** Exercise description **
If a record contains a picture, leave the picture out and copy everything else exactly.

BEGIN Record extracts

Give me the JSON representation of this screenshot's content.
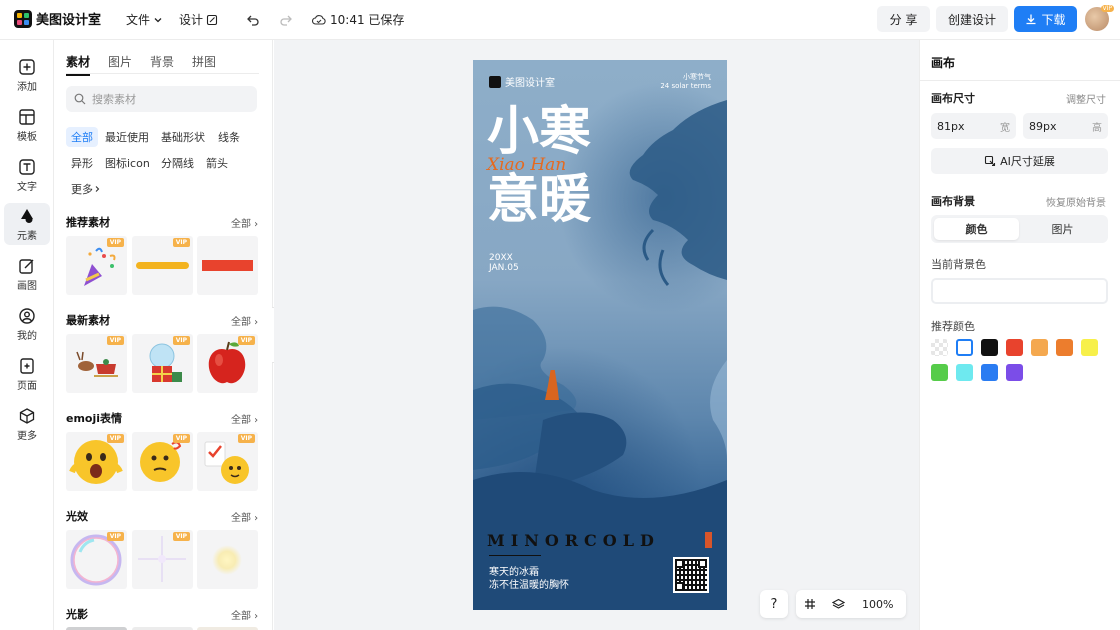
{
  "app": {
    "name": "美图设计室"
  },
  "topbar": {
    "file_menu": "文件",
    "design_menu": "设计",
    "save_status": "10:41 已保存",
    "share_label": "分 享",
    "create_label": "创建设计",
    "download_label": "下载",
    "avatar_badge": "VIP"
  },
  "rail": {
    "items": [
      {
        "label": "添加",
        "icon": "plus-square-icon"
      },
      {
        "label": "模板",
        "icon": "template-icon"
      },
      {
        "label": "文字",
        "icon": "text-icon"
      },
      {
        "label": "元素",
        "icon": "element-icon"
      },
      {
        "label": "画图",
        "icon": "draw-icon"
      },
      {
        "label": "我的",
        "icon": "user-icon"
      },
      {
        "label": "页面",
        "icon": "page-icon"
      },
      {
        "label": "更多",
        "icon": "cube-icon"
      }
    ]
  },
  "assets": {
    "tabs": [
      "素材",
      "图片",
      "背景",
      "拼图"
    ],
    "search_placeholder": "搜索素材",
    "chips": [
      "全部",
      "最近使用",
      "基础形状",
      "线条",
      "异形",
      "图标icon",
      "分隔线",
      "箭头",
      "更多"
    ],
    "vip_badge": "VIP",
    "sections": [
      {
        "title": "推荐素材",
        "all": "全部"
      },
      {
        "title": "最新素材",
        "all": "全部"
      },
      {
        "title": "emoji表情",
        "all": "全部"
      },
      {
        "title": "光效",
        "all": "全部"
      },
      {
        "title": "光影",
        "all": "全部"
      }
    ]
  },
  "poster": {
    "brand": "美图设计室",
    "date_line1": "小寒节气",
    "date_line2": "24 solar terms",
    "title_line1": "小寒",
    "title_line2": "意暖",
    "script": "Xiao Han",
    "year": "20XX",
    "month_day": "JAN.05",
    "en_title": "MINORCOLD",
    "cn_line1": "寒天的冰霜",
    "cn_line2": "冻不住温暖的胸怀"
  },
  "zoom": {
    "help": "?",
    "value": "100%"
  },
  "right_panel": {
    "title": "画布",
    "size_label": "画布尺寸",
    "adjust_size": "调整尺寸",
    "width_value": "81px",
    "width_unit": "宽",
    "height_value": "89px",
    "height_unit": "高",
    "ai_extend": "AI尺寸延展",
    "bg_label": "画布背景",
    "restore_bg": "恢复原始背景",
    "seg_color": "颜色",
    "seg_image": "图片",
    "current_bg": "当前背景色",
    "recommended": "推荐颜色",
    "swatches": [
      "transparent",
      "#ffffff",
      "#111111",
      "#e8432d",
      "#f4a84f",
      "#ec7d2d",
      "#f7f04a",
      "#56cc4a",
      "#6ee9ef",
      "#2a7cf2",
      "#7b4de8"
    ]
  }
}
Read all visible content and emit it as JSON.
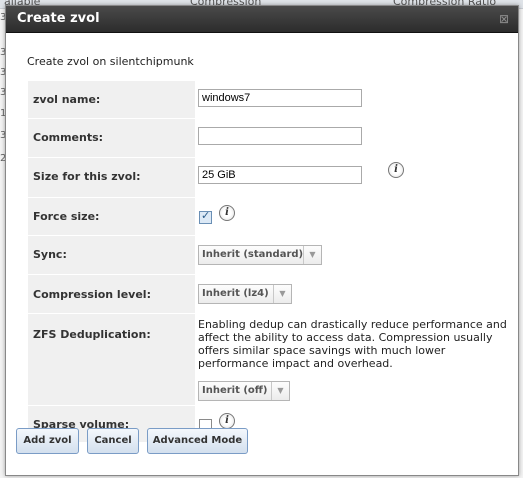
{
  "background": {
    "columns": [
      "ailable",
      "Compression",
      "Compression Ratio"
    ],
    "edge_digits": [
      "3",
      "3",
      "3",
      "3",
      "1",
      "3",
      "2"
    ]
  },
  "dialog": {
    "title": "Create zvol",
    "close": "⊠",
    "subtitle": "Create zvol on silentchipmunk"
  },
  "fields": {
    "name": {
      "label": "zvol name:",
      "value": "windows7"
    },
    "comments": {
      "label": "Comments:",
      "value": ""
    },
    "size": {
      "label": "Size for this zvol:",
      "value": "25 GiB"
    },
    "force": {
      "label": "Force size:",
      "checked": true
    },
    "sync": {
      "label": "Sync:",
      "selected": "Inherit (standard)"
    },
    "compression": {
      "label": "Compression level:",
      "selected": "Inherit (lz4)"
    },
    "dedup": {
      "label": "ZFS Deduplication:",
      "note": "Enabling dedup can drastically reduce performance and affect the ability to access data. Compression usually offers similar space savings with much lower performance impact and overhead.",
      "selected": "Inherit (off)"
    },
    "sparse": {
      "label": "Sparse volume:",
      "checked": false
    }
  },
  "info_glyph": "i",
  "buttons": {
    "add": "Add zvol",
    "cancel": "Cancel",
    "advanced": "Advanced Mode"
  }
}
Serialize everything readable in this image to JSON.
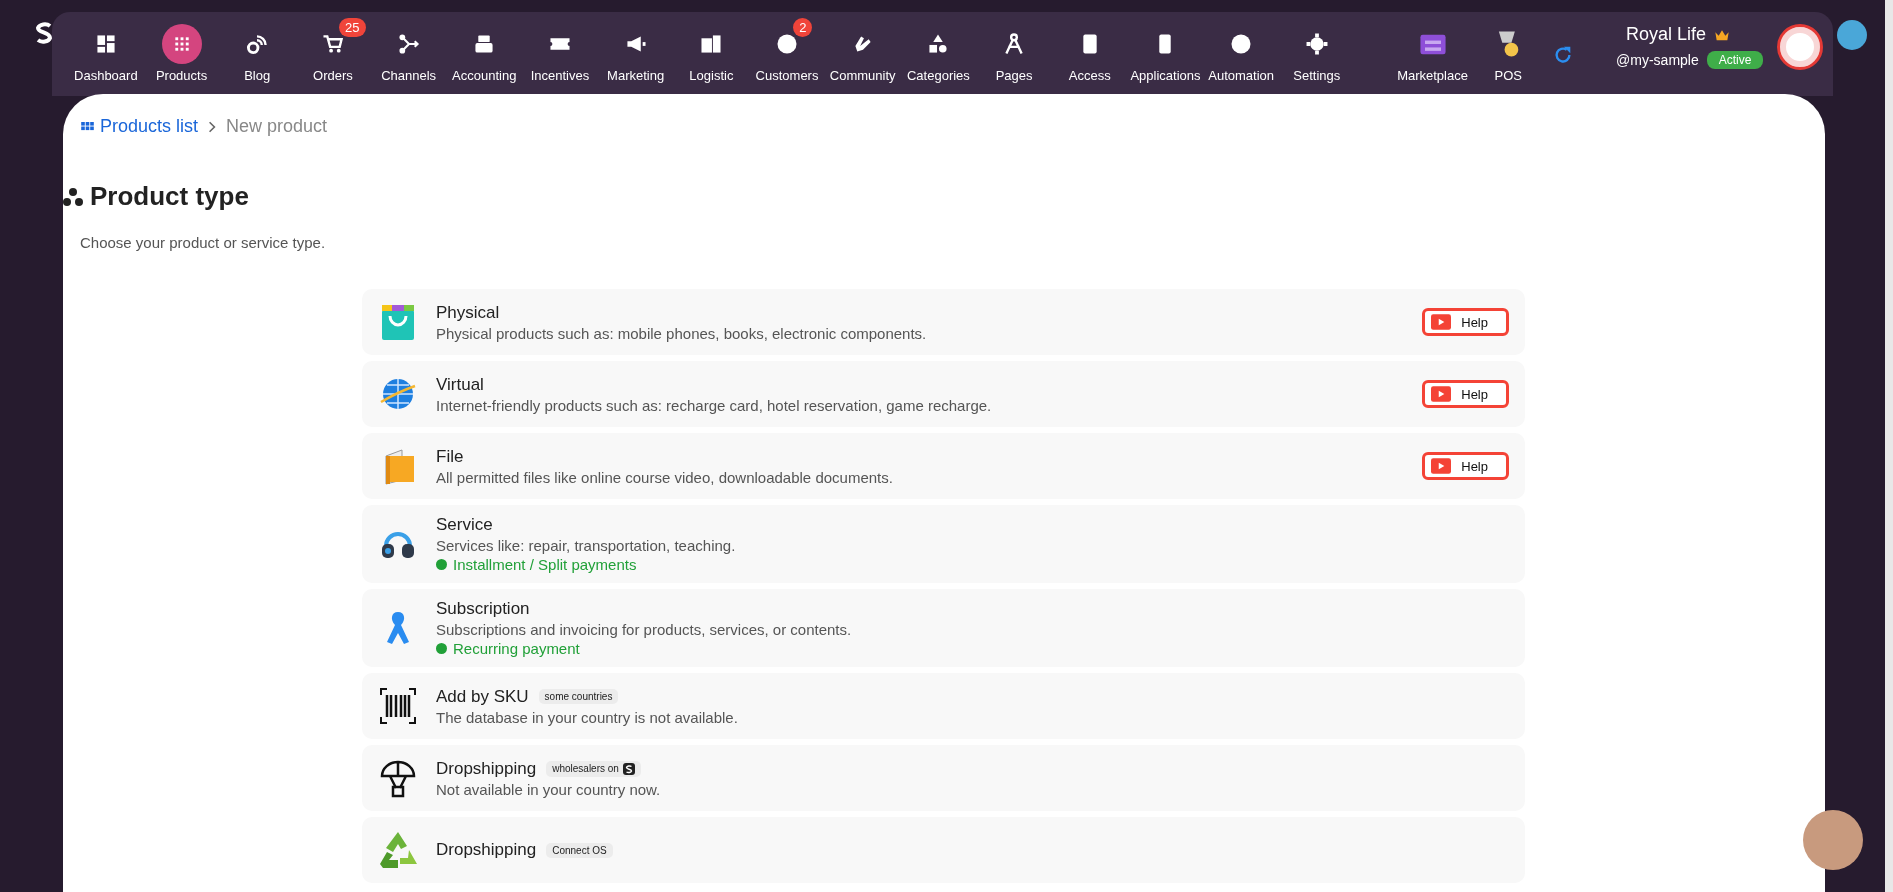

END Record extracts

** Written solution **
Give me the JSON representation of this screenshot's content.
{
  "app": {
    "name": "美图设计室"
  },
  "topbar": {
    "file_menu": "文件",
    "design_menu": "设计",
    "save_status": "10:41 已保存",
    "share_label": "分 享",
    "create_label": "创建设计",
    "download_label": "下载",
    "avatar_badge": "VIP"
  },
  "rail": {
    "items": [
      {
        "label": "添加",
        "icon": "plus-square-icon"
      },
      {
        "label": "模板",
        "icon": "template-icon"
      },
      {
        "label": "文字",
        "icon": "text-icon"
      },
      {
        "label": "元素",
        "icon": "element-icon"
      },
      {
        "label": "画图",
        "icon": "draw-icon"
      },
      {
        "label": "我的",
        "icon": "user-icon"
      },
      {
        "label": "页面",
        "icon": "page-icon"
      },
      {
        "label": "更多",
        "icon": "cube-icon"
      }
    ]
  },
  "assets": {
    "tabs": [
      "素材",
      "图片",
      "背景",
      "拼图"
    ],
    "search_placeholder": "搜索素材",
    "chips": [
      "全部",
      "最近使用",
      "基础形状",
      "线条",
      "异形",
      "图标icon",
      "分隔线",
      "箭头",
      "更多"
    ],
    "vip_badge": "VIP",
    "sections": [
      {
        "title": "推荐素材",
        "all": "全部"
      },
      {
        "title": "最新素材",
        "all": "全部"
      },
      {
        "title": "emoji表情",
        "all": "全部"
      },
      {
        "title": "光效",
        "all": "全部"
      },
      {
        "title": "光影",
        "all": "全部"
      }
    ]
  },
  "poster": {
    "brand": "美图设计室",
    "date_line1": "小寒节气",
    "date_line2": "24 solar terms",
    "title_line1": "小寒",
    "title_line2": "意暖",
    "script": "Xiao Han",
    "year": "20XX",
    "month_day": "JAN.05",
    "en_title": "MINORCOLD",
    "cn_line1": "寒天的冰霜",
    "cn_line2": "冻不住温暖的胸怀"
  },
  "zoom": {
    "help": "?",
    "value": "100%"
  },
  "right_panel": {
    "title": "画布",
    "size_label": "画布尺寸",
    "adjust_size": "调整尺寸",
    "width_value": "81px",
    "width_unit": "宽",
    "height_value": "89px",
    "height_unit": "高",
    "ai_extend": "AI尺寸延展",
    "bg_label": "画布背景",
    "restore_bg": "恢复原始背景",
    "seg_color": "颜色",
    "seg_image": "图片",
    "current_bg": "当前背景色",
    "recommended": "推荐颜色",
    "swatches": [
      "transparent",
      "#ffffff",
      "#111111",
      "#e8432d",
      "#f4a84f",
      "#ec7d2d",
      "#f7f04a",
      "#56cc4a",
      "#6ee9ef",
      "#2a7cf2",
      "#7b4de8"
    ]
  }
}
Read all visible content and emit it as JSON.
{
  "background": {
    "columns": [
      "ailable",
      "Compression",
      "Compression Ratio"
    ],
    "edge_digits": [
      "3",
      "3",
      "3",
      "3",
      "1",
      "3",
      "2"
    ]
  },
  "dialog": {
    "title": "Create zvol",
    "close": "⊠",
    "subtitle": "Create zvol on silentchipmunk"
  },
  "fields": {
    "name": {
      "label": "zvol name:",
      "value": "windows7"
    },
    "comments": {
      "label": "Comments:",
      "value": ""
    },
    "size": {
      "label": "Size for this zvol:",
      "value": "25 GiB"
    },
    "force": {
      "label": "Force size:",
      "checked": true
    },
    "sync": {
      "label": "Sync:",
      "selected": "Inherit (standard)"
    },
    "compression": {
      "label": "Compression level:",
      "selected": "Inherit (lz4)"
    },
    "dedup": {
      "label": "ZFS Deduplication:",
      "note": "Enabling dedup can drastically reduce performance and affect the ability to access data. Compression usually offers similar space savings with much lower performance impact and overhead.",
      "selected": "Inherit (off)"
    },
    "sparse": {
      "label": "Sparse volume:",
      "checked": false
    }
  },
  "info_glyph": "i",
  "buttons": {
    "add": "Add zvol",
    "cancel": "Cancel",
    "advanced": "Advanced Mode"
  }
}
Serialize everything readable in this image to JSON.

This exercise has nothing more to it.